(Data about app and page elements)
^^^^^^^^

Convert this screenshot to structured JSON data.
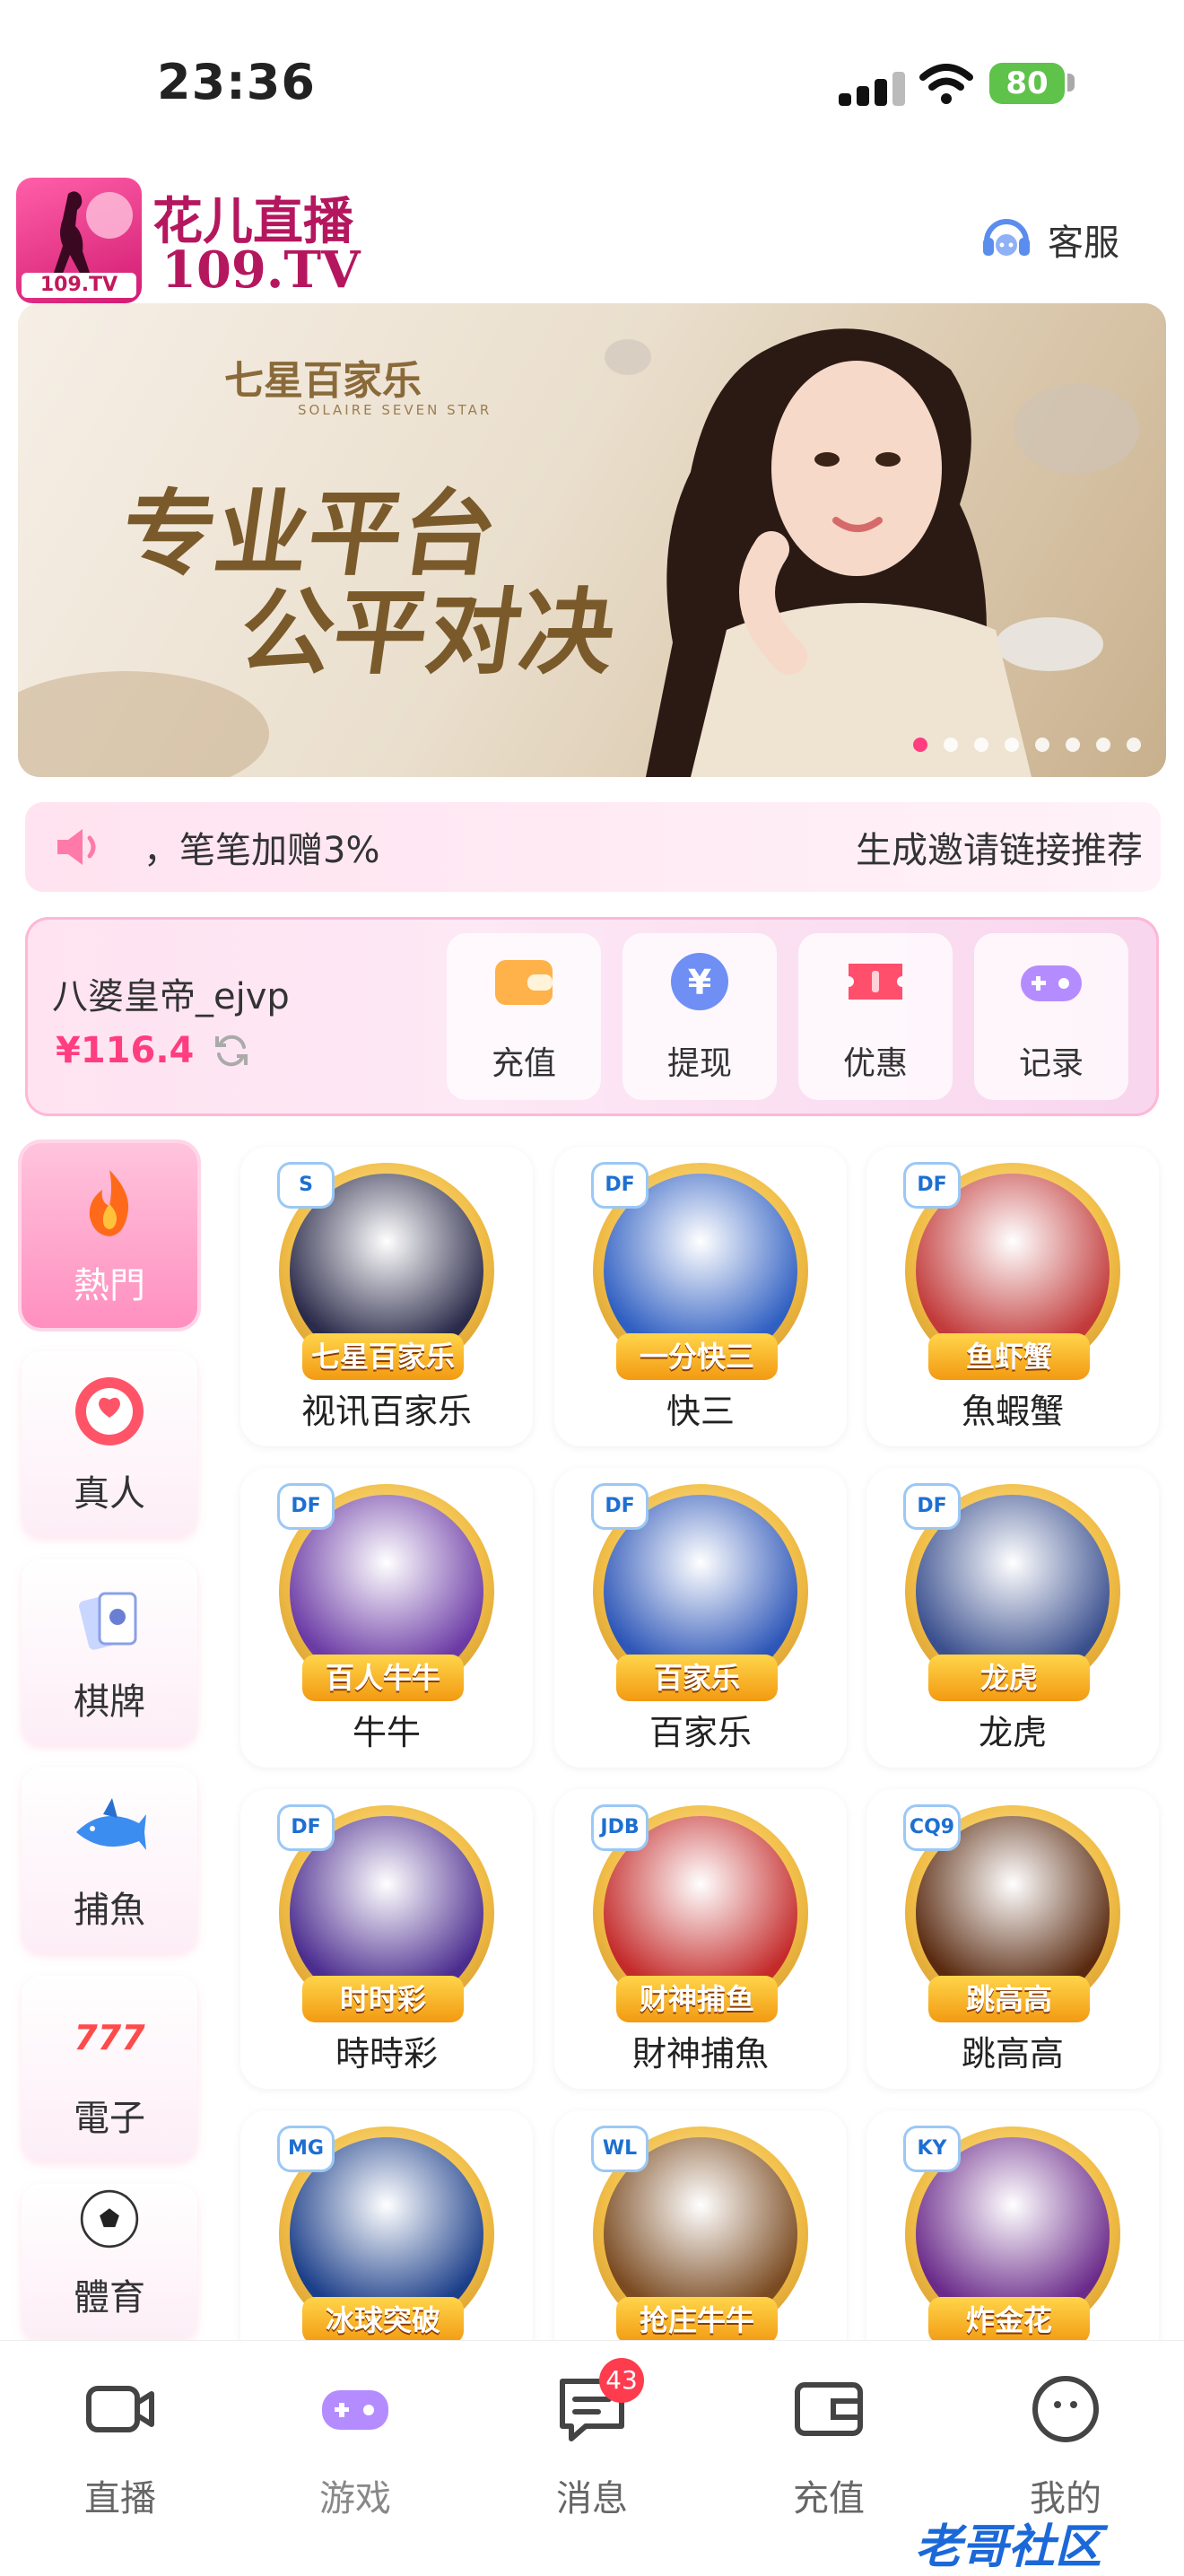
{
  "status_bar": {
    "time": "23:36",
    "battery": "80"
  },
  "header": {
    "logo_tv": "109.TV",
    "brand_line1": "花儿直播",
    "brand_line2": "109.TV",
    "service_label": "客服"
  },
  "banner": {
    "logo_text": "七星百家乐",
    "logo_sub": "SOLAIRE SEVEN STAR",
    "title_line1": "专业平台",
    "title_line2": "公平对决",
    "active_dot": 0,
    "dot_count": 8
  },
  "marquee": {
    "text1": "，笔笔加赠3%",
    "text2": "生成邀请链接推荐"
  },
  "wallet": {
    "username": "八婆皇帝_ejvp",
    "balance": "¥116.4",
    "actions": [
      {
        "label": "充值",
        "icon": "wallet-icon"
      },
      {
        "label": "提现",
        "icon": "yuan-icon"
      },
      {
        "label": "优惠",
        "icon": "ticket-icon"
      },
      {
        "label": "记录",
        "icon": "gamepad-icon"
      }
    ]
  },
  "categories": [
    {
      "label": "熱門",
      "icon": "flame-icon",
      "active": true
    },
    {
      "label": "真人",
      "icon": "chip-icon",
      "active": false
    },
    {
      "label": "棋牌",
      "icon": "cards-icon",
      "active": false
    },
    {
      "label": "捕魚",
      "icon": "shark-icon",
      "active": false
    },
    {
      "label": "電子",
      "icon": "slot-777-icon",
      "active": false
    },
    {
      "label": "體育",
      "icon": "soccer-ball-icon",
      "active": false
    }
  ],
  "games": [
    {
      "name": "视讯百家乐",
      "ribbon": "七星百家乐",
      "badge": "S"
    },
    {
      "name": "快三",
      "ribbon": "一分快三",
      "badge": "DF"
    },
    {
      "name": "魚蝦蟹",
      "ribbon": "鱼虾蟹",
      "badge": "DF"
    },
    {
      "name": "牛牛",
      "ribbon": "百人牛牛",
      "badge": "DF"
    },
    {
      "name": "百家乐",
      "ribbon": "百家乐",
      "badge": "DF"
    },
    {
      "name": "龙虎",
      "ribbon": "龙虎",
      "badge": "DF"
    },
    {
      "name": "時時彩",
      "ribbon": "时时彩",
      "badge": "DF"
    },
    {
      "name": "財神捕魚",
      "ribbon": "财神捕鱼",
      "badge": "JDB"
    },
    {
      "name": "跳高高",
      "ribbon": "跳高高",
      "badge": "CQ9"
    },
    {
      "name": "",
      "ribbon": "冰球突破",
      "badge": "MG"
    },
    {
      "name": "",
      "ribbon": "抢庄牛牛",
      "badge": "WL"
    },
    {
      "name": "",
      "ribbon": "炸金花",
      "badge": "KY"
    }
  ],
  "bottom_nav": [
    {
      "label": "直播",
      "icon": "camera-icon"
    },
    {
      "label": "游戏",
      "icon": "gamepad-icon"
    },
    {
      "label": "消息",
      "icon": "message-icon",
      "badge": "43"
    },
    {
      "label": "充值",
      "icon": "wallet-icon"
    },
    {
      "label": "我的",
      "icon": "profile-icon"
    }
  ],
  "watermark": "老哥社区",
  "colors": {
    "accent": "#ff3d7f",
    "brand": "#b5175f",
    "battery": "#5fc24a",
    "badge": "#ff3b4e"
  }
}
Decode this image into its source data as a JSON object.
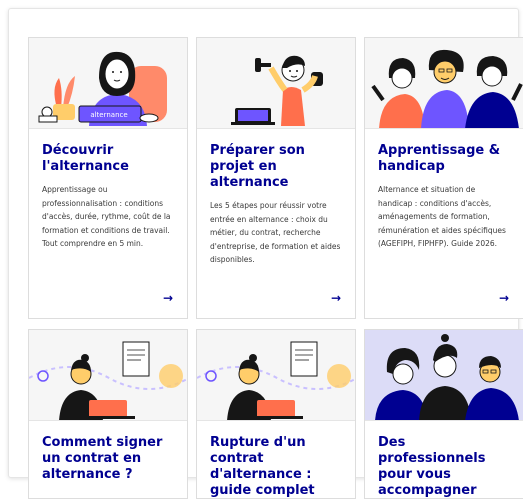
{
  "colors": {
    "title_blue": "#000091",
    "illustration_bg": "#f6f6f6",
    "card_border": "#dddddd",
    "accent_orange": "#ff6f4c",
    "accent_purple": "#6e55ff",
    "accent_navy": "#000091"
  },
  "cards": [
    {
      "title": "Découvrir l'alternance",
      "description": "Apprentissage ou professionnalisation : conditions d'accès, durée, rythme, coût de la formation et conditions de travail. Tout comprendre en 5 min.",
      "illustration_text": "alternance",
      "arrow": "→"
    },
    {
      "title": "Préparer son projet en alternance",
      "description": "Les 5 étapes pour réussir votre entrée en alternance : choix du métier, du contrat, recherche d'entreprise, de formation et aides disponibles.",
      "arrow": "→"
    },
    {
      "title": "Apprentissage & handicap",
      "description": "Alternance et situation de handicap : conditions d'accès, aménagements de formation, rémunération et aides spécifiques (AGEFIPH, FIPHFP). Guide 2026.",
      "arrow": "→"
    },
    {
      "title": "Comment signer un contrat en alternance ?"
    },
    {
      "title": "Rupture d'un contrat d'alternance : guide complet"
    },
    {
      "title": "Des professionnels pour vous accompagner"
    }
  ]
}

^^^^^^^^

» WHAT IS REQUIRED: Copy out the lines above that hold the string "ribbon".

» EXERCISE RESPONSE:
      "ribbon": "七星百家乐",
      "ribbon": "一分快三",
      "ribbon": "鱼虾蟹",
      "ribbon": "百人牛牛",
      "ribbon": "百家乐",
      "ribbon": "龙虎",
      "ribbon": "时时彩",
      "ribbon": "财神捕鱼",
      "ribbon": "跳高高",
      "ribbon": "冰球突破",
      "ribbon": "抢庄牛牛",
      "ribbon": "炸金花",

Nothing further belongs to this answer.